# [Data excerpts]
—————

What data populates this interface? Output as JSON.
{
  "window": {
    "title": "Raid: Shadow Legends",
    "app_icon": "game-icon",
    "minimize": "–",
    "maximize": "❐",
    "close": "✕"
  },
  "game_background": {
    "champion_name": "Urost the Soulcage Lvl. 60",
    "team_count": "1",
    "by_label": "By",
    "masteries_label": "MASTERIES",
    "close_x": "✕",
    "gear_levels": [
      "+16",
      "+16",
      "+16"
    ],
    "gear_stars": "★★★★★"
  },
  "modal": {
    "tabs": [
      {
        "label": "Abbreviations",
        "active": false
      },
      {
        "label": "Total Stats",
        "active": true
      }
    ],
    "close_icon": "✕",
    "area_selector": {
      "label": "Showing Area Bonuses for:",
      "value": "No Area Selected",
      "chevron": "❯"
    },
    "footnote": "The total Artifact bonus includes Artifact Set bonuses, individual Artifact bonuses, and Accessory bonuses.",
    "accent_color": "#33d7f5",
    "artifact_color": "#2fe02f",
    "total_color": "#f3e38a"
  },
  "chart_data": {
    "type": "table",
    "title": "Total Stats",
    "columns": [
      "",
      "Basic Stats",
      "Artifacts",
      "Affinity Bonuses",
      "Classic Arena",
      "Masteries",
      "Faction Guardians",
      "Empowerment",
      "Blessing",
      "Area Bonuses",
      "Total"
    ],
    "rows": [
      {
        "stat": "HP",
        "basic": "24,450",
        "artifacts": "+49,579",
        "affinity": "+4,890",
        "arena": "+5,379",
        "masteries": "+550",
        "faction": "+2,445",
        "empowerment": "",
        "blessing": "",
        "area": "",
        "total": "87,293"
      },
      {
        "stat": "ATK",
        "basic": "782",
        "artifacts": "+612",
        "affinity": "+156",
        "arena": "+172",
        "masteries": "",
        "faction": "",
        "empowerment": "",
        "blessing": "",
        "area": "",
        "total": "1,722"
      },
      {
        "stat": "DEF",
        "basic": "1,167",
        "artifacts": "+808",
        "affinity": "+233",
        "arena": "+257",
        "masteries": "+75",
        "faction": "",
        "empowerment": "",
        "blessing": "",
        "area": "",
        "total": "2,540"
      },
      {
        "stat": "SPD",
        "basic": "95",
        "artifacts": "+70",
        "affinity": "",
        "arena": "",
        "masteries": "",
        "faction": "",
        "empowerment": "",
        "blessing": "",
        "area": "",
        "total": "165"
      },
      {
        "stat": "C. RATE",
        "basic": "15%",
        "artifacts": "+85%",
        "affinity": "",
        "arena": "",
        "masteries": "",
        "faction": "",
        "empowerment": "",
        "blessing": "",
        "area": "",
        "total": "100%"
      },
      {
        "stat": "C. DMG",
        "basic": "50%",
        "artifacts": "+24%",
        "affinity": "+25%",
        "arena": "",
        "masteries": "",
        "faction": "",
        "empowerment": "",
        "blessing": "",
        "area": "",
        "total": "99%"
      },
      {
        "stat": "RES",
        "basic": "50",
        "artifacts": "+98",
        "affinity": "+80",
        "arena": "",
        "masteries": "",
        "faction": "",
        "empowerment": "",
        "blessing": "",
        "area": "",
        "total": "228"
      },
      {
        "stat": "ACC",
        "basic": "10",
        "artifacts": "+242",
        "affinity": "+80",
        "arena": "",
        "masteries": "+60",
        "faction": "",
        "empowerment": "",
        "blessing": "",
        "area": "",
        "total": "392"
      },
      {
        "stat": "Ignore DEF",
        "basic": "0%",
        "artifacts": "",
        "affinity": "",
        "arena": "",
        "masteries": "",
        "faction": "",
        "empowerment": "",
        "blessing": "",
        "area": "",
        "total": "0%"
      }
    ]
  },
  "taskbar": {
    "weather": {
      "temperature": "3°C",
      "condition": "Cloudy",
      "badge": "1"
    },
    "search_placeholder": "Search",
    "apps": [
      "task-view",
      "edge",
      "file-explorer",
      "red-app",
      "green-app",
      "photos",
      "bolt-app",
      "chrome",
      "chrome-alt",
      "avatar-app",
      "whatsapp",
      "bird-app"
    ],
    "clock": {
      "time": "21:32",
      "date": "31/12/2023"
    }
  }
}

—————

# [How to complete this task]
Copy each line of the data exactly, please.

# [Answer space]
What data populates this interface? Output as JSON.
{
  "window": {
    "title": "Raid: Shadow Legends",
    "app_icon": "game-icon",
    "minimize": "–",
    "maximize": "❐",
    "close": "✕"
  },
  "game_background": {
    "champion_name": "Urost the Soulcage Lvl. 60",
    "team_count": "1",
    "by_label": "By",
    "masteries_label": "MASTERIES",
    "close_x": "✕",
    "gear_levels": [
      "+16",
      "+16",
      "+16"
    ],
    "gear_stars": "★★★★★"
  },
  "modal": {
    "tabs": [
      {
        "label": "Abbreviations",
        "active": false
      },
      {
        "label": "Total Stats",
        "active": true
      }
    ],
    "close_icon": "✕",
    "area_selector": {
      "label": "Showing Area Bonuses for:",
      "value": "No Area Selected",
      "chevron": "❯"
    },
    "footnote": "The total Artifact bonus includes Artifact Set bonuses, individual Artifact bonuses, and Accessory bonuses.",
    "accent_color": "#33d7f5",
    "artifact_color": "#2fe02f",
    "total_color": "#f3e38a"
  },
  "chart_data": {
    "type": "table",
    "title": "Total Stats",
    "columns": [
      "",
      "Basic Stats",
      "Artifacts",
      "Affinity Bonuses",
      "Classic Arena",
      "Masteries",
      "Faction Guardians",
      "Empowerment",
      "Blessing",
      "Area Bonuses",
      "Total"
    ],
    "rows": [
      {
        "stat": "HP",
        "basic": "24,450",
        "artifacts": "+49,579",
        "affinity": "+4,890",
        "arena": "+5,379",
        "masteries": "+550",
        "faction": "+2,445",
        "empowerment": "",
        "blessing": "",
        "area": "",
        "total": "87,293"
      },
      {
        "stat": "ATK",
        "basic": "782",
        "artifacts": "+612",
        "affinity": "+156",
        "arena": "+172",
        "masteries": "",
        "faction": "",
        "empowerment": "",
        "blessing": "",
        "area": "",
        "total": "1,722"
      },
      {
        "stat": "DEF",
        "basic": "1,167",
        "artifacts": "+808",
        "affinity": "+233",
        "arena": "+257",
        "masteries": "+75",
        "faction": "",
        "empowerment": "",
        "blessing": "",
        "area": "",
        "total": "2,540"
      },
      {
        "stat": "SPD",
        "basic": "95",
        "artifacts": "+70",
        "affinity": "",
        "arena": "",
        "masteries": "",
        "faction": "",
        "empowerment": "",
        "blessing": "",
        "area": "",
        "total": "165"
      },
      {
        "stat": "C. RATE",
        "basic": "15%",
        "artifacts": "+85%",
        "affinity": "",
        "arena": "",
        "masteries": "",
        "faction": "",
        "empowerment": "",
        "blessing": "",
        "area": "",
        "total": "100%"
      },
      {
        "stat": "C. DMG",
        "basic": "50%",
        "artifacts": "+24%",
        "affinity": "+25%",
        "arena": "",
        "masteries": "",
        "faction": "",
        "empowerment": "",
        "blessing": "",
        "area": "",
        "total": "99%"
      },
      {
        "stat": "RES",
        "basic": "50",
        "artifacts": "+98",
        "affinity": "+80",
        "arena": "",
        "masteries": "",
        "faction": "",
        "empowerment": "",
        "blessing": "",
        "area": "",
        "total": "228"
      },
      {
        "stat": "ACC",
        "basic": "10",
        "artifacts": "+242",
        "affinity": "+80",
        "arena": "",
        "masteries": "+60",
        "faction": "",
        "empowerment": "",
        "blessing": "",
        "area": "",
        "total": "392"
      },
      {
        "stat": "Ignore DEF",
        "basic": "0%",
        "artifacts": "",
        "affinity": "",
        "arena": "",
        "masteries": "",
        "faction": "",
        "empowerment": "",
        "blessing": "",
        "area": "",
        "total": "0%"
      }
    ]
  },
  "taskbar": {
    "weather": {
      "temperature": "3°C",
      "condition": "Cloudy",
      "badge": "1"
    },
    "search_placeholder": "Search",
    "apps": [
      "task-view",
      "edge",
      "file-explorer",
      "red-app",
      "green-app",
      "photos",
      "bolt-app",
      "chrome",
      "chrome-alt",
      "avatar-app",
      "whatsapp",
      "bird-app"
    ],
    "clock": {
      "time": "21:32",
      "date": "31/12/2023"
    }
  }
}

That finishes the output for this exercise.